(Source material begins)

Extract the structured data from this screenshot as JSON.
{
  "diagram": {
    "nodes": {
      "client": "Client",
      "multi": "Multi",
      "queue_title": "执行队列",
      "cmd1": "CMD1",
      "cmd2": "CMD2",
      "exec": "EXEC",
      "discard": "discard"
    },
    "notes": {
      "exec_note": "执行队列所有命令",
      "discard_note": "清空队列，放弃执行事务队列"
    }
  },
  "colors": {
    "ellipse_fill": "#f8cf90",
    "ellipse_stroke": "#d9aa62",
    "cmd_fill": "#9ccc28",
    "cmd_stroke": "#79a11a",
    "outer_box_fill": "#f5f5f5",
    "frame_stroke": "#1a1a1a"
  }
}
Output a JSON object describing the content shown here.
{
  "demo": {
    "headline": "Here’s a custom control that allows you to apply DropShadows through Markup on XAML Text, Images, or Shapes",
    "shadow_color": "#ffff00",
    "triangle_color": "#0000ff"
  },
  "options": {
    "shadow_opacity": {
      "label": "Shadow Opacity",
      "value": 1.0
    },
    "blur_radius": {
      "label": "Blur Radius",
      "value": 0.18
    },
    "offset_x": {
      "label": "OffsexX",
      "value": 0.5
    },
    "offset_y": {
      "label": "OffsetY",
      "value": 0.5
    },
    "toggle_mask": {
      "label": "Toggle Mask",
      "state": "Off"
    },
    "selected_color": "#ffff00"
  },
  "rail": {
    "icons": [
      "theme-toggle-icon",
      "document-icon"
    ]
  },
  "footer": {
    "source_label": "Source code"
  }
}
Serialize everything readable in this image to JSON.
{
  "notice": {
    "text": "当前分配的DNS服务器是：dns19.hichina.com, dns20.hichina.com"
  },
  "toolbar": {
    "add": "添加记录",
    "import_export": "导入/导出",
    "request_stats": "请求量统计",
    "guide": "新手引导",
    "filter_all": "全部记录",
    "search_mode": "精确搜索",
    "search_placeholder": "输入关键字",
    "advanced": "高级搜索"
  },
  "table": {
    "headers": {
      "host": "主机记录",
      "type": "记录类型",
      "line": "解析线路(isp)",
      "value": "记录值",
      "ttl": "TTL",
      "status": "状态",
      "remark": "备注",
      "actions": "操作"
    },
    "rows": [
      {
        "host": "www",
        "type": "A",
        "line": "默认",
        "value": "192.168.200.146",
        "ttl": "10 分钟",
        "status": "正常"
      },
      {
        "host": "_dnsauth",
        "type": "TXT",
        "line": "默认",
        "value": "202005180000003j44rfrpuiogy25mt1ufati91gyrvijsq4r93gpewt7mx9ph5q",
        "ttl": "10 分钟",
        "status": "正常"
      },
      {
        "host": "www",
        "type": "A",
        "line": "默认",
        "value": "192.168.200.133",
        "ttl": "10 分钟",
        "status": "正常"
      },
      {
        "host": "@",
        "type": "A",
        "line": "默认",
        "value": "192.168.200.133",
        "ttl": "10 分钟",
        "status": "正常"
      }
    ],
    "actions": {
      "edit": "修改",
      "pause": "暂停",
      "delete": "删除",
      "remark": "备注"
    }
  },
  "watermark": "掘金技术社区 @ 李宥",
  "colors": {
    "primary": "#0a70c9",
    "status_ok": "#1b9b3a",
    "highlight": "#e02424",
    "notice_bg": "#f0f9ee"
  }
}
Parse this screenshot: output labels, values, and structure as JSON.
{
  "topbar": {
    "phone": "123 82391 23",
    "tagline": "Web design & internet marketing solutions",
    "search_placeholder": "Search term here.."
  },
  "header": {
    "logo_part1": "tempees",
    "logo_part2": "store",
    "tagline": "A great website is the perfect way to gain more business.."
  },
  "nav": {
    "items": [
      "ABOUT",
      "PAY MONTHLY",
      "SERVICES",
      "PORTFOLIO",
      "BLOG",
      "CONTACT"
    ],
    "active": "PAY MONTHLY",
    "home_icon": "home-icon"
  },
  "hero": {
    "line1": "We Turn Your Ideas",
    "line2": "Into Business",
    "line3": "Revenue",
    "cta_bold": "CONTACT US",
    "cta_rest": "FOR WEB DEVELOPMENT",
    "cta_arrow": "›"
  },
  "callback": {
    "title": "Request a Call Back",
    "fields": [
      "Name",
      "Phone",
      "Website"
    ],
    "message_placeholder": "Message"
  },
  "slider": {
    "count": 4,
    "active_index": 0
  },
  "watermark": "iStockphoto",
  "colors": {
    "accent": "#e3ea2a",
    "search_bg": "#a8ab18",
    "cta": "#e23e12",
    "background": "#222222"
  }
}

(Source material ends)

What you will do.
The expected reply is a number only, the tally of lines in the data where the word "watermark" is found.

Exercise output.
2